Christopher Crawley Friedrichs (1932-2015)
Christopher Crawley Friedrichs, a landscape architect, was born May 19, 1932, and passed away on Friday, July 31, 2015, at the age of 83. A native of New Orleans, Friedrichs studied landscape architecture at LSU, earning a Master of Science degree in 1958, making him one of the earliest graduates of what is now the Robert Reich School of Landscape Architecture. He practiced in New Orleans and surrounding regions north of Lake Pontchartrain.
From 1960 to 1966 he was in partnership with Albert S. Bergen (1926–2007); Bergen and Friedrichs was one of the first professional landscape architecture offices in New Orleans. In the 1970s Friedrichs worked at the Parks and Parkways Commission of the City of New Orleans as the city’s first landscape architect. While in this position, he supervised the design and construction of numerous new municipal parks, such as Joe Brown and Brechtel Park, as well as the renovation of historic parks like Washington Square, Coliseum Square, and Lafayette Square. His work represented the first significant expenditure of municipal funds for public parks in New Orleans. He also envisioned how the city’s park inventory might expand, suggesting in the mid-1970s what is now being developed along the former Carondelet Canal as the Lafitte Corridor Greenway. Together, Friedrich and the late Mildred Fossier, the irascible director of the Parks and Parkways Commission, raised awareness among elected officials and the general public about the value of parks, neighborhood open spaces, and street trees. More than once they instigated—behind the scenes—public protests over proposals by commercial interests to remove trees from public rights-of-way, and they often fought passionately with elected officials and other city agencies that viewed trees as civic inconveniences. More often than not they lost these battles to save street trees, but in retrospect, their actions contributed significantly to raising awareness among the public about the benefits of public green spaces and the value of urban trees. After leaving the Parks and Parkways Commission in the early 1980s, Friedrichs practiced through a one-man office doing consulting and residential work.
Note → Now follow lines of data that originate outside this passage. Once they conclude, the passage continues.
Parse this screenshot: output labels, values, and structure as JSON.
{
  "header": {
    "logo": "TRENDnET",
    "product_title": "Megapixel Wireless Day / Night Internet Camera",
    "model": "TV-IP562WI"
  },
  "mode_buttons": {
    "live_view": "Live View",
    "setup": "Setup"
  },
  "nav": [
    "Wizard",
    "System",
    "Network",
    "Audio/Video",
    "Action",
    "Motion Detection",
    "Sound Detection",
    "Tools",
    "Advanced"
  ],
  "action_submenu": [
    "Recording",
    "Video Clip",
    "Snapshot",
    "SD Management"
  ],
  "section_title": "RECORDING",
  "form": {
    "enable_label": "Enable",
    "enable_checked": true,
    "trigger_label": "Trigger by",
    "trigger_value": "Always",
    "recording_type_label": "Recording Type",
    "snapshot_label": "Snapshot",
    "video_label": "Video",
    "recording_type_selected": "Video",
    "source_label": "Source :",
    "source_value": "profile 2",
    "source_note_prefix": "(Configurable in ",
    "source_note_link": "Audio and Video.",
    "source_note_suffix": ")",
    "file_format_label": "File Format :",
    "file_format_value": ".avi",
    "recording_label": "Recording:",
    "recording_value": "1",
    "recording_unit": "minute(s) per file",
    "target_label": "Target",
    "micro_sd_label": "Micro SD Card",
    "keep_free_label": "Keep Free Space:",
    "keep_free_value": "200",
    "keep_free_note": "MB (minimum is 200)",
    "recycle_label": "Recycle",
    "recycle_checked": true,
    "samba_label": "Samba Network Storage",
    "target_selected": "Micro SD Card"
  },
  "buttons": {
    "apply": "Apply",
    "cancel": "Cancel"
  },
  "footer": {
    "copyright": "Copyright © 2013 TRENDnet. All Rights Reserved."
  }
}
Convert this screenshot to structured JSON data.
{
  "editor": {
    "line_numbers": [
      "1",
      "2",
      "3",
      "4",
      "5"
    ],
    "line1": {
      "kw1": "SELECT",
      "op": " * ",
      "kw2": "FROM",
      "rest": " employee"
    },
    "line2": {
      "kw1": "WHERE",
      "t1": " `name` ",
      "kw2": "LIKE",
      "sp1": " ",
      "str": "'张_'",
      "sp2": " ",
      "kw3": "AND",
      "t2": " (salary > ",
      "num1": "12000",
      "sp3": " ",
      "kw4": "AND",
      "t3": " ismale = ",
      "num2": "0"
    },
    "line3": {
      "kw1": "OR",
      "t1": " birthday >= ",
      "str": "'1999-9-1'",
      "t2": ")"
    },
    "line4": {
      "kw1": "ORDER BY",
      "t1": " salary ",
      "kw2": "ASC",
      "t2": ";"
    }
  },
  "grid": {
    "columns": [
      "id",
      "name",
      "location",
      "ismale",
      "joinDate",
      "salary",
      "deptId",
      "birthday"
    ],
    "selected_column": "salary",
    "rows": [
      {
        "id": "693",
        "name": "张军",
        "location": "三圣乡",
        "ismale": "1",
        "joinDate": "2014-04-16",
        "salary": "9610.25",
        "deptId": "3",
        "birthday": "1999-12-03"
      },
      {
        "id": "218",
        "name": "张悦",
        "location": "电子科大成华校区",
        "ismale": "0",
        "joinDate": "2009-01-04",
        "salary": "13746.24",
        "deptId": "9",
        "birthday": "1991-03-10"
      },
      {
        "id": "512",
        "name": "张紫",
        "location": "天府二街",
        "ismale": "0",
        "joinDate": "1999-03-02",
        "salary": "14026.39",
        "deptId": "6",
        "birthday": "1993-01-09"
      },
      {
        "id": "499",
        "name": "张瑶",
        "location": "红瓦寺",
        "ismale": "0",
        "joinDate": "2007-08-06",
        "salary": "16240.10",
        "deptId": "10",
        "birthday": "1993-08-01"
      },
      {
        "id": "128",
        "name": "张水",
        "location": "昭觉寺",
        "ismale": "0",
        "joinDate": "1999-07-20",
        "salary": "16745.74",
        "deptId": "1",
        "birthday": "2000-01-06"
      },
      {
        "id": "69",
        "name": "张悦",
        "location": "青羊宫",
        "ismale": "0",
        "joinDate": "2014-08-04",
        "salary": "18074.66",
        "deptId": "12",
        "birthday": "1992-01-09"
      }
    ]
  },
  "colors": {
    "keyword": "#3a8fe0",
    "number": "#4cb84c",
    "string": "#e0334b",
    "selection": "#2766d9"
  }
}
Friedrichs knew people from every strata of New Orleans society and was equally adept at working with all, regardless of background. He was a local pioneer in working with historic landscapes, and he was an early advocate of using native plants and preserving local traditions in plant selection and planting design. His designs drew heavily on his extensive knowledge of the New Orleans community, its history, lifestyles, and traditions. Friedrichs eschewed the rigor and formality of office practice in favor of taking on jobs that interested him, working with clients he liked and mentoring younger professionals, all of whom become lifelong friends.
Read Friedrichs’ obituary at obits.nola.com.
—Written by Associate Professor Lake Douglas